In 2015, I was promoted to Chief Technical Officer. The HearToday project is now emerging in to new markets. We are working on providing a web based platform to store medical data confidentially and HearToday’s classroom hearing device is a reference implementation showcasing this platform.



Statefully is a new approach to cloud provisioning that helps corporations avoid expensive vendor lock in. The Statefully project allows for consistent, scalable deployment in a reactionary manner. Cloud hosting providers often offer customers with provisioning tools but never offer an open, portable standard.

Statefully caters to both enthusiasts and the B2B market with its unique template system which can be deployed on any standard server (dedicated or virtual) with live migration capabilities to avoid downtime.

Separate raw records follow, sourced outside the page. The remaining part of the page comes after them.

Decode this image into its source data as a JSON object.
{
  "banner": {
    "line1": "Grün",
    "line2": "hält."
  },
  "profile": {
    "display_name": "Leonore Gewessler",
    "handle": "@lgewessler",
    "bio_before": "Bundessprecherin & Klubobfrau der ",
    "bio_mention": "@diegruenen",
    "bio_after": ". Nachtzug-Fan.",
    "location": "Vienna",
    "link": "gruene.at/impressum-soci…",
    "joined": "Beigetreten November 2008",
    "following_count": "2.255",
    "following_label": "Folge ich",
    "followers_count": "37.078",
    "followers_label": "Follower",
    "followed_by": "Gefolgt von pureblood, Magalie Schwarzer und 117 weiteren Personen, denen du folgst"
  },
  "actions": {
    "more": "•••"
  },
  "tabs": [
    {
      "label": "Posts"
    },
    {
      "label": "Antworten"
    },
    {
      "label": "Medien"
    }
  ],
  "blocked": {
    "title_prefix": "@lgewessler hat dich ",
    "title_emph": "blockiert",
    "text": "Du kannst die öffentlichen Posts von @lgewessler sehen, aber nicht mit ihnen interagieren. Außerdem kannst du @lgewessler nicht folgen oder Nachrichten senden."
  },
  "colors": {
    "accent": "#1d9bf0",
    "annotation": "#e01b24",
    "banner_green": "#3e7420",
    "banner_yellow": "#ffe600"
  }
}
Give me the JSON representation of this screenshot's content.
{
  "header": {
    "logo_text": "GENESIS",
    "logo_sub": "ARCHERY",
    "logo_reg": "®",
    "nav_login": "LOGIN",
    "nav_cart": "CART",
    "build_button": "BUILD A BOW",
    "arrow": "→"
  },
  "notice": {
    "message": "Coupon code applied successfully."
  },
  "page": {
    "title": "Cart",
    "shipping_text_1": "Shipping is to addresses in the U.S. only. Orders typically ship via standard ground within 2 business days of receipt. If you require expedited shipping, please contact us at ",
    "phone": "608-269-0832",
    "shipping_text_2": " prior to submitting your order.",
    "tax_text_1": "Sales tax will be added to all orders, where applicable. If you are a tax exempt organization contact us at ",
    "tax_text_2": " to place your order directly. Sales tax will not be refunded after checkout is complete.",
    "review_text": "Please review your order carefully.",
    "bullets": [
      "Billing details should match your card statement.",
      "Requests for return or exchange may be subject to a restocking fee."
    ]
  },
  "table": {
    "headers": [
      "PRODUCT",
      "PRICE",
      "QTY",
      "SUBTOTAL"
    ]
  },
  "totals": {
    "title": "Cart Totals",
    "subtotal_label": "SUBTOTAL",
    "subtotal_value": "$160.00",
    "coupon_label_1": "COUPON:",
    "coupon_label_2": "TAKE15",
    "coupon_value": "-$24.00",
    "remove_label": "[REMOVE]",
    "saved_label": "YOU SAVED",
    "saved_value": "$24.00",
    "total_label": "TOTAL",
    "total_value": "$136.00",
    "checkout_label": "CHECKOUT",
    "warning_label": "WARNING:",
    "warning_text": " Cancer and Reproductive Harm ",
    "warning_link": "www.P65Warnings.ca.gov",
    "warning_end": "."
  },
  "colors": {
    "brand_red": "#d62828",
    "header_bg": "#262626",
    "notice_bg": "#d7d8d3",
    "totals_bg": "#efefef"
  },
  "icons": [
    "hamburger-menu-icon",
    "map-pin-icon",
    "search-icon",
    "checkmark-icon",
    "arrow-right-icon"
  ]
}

Statefully will be available for public testing in 2016.


Computer Science BSc

King’s College London. 2012-2015

OSMC Stable Release (Raspberry Pi)

2015 07.
Liz Upton

We first met Sam Nazarko early in 2012 when he was still at school, in the sixth form. He’d been working on a packaged version of XBMC, the open-source media player, specifically built for the Raspberry Pi. He called it Raspbmc: he’d created a way to boot your Raspberry Pi straight into a really slick media player.

Read more

A Tiny Computer Attracts… (New York Times)

2013 01.
John Biggs

Truly adventurous Raspberry Pi fans can even turn the product into a small home media center. Because the Pi has a powerful graphics chip on board, users have been able to stream video and photos to their big-screen TVs using little more than a Pi and a Linux program like RaspbMC at www.raspbmc.com. This fully-featured media center lets you stream video from a hard drive on the network and supports AirPlay, Apple’s proprietary video and audio streaming system.

Raspbmc was OSMC’s predecessor. At peak popularity, it amassed 300,000 regular users.

Read more

Raspberry Pi 2 Review… (Wall Street Journal)

2015 02.
Joanna Stern

But the Pi doesn’t have to live on your desk. I turned the little box into an alternative to an Apple TV or Roku with the help of Sam Nazarko, who developed OSMC, media-center software specifically for the Pi when he was in high school.

Read more

AirPlaying music and… (Ars Technica)

2013 04.
Jon Brodkin

The best part is I didn’t have to do anything other than follow instructions. All the heavy lifting was taken care of by the creator of Raspbmc (a 19-year-old student, believe it or not), and the developers of XBMC, the popular home media software on which it’s based. XBMC developers reverse-engineered the AirPlay protocol to let it work on non-Apple devices.

Read more

Let's keep in touch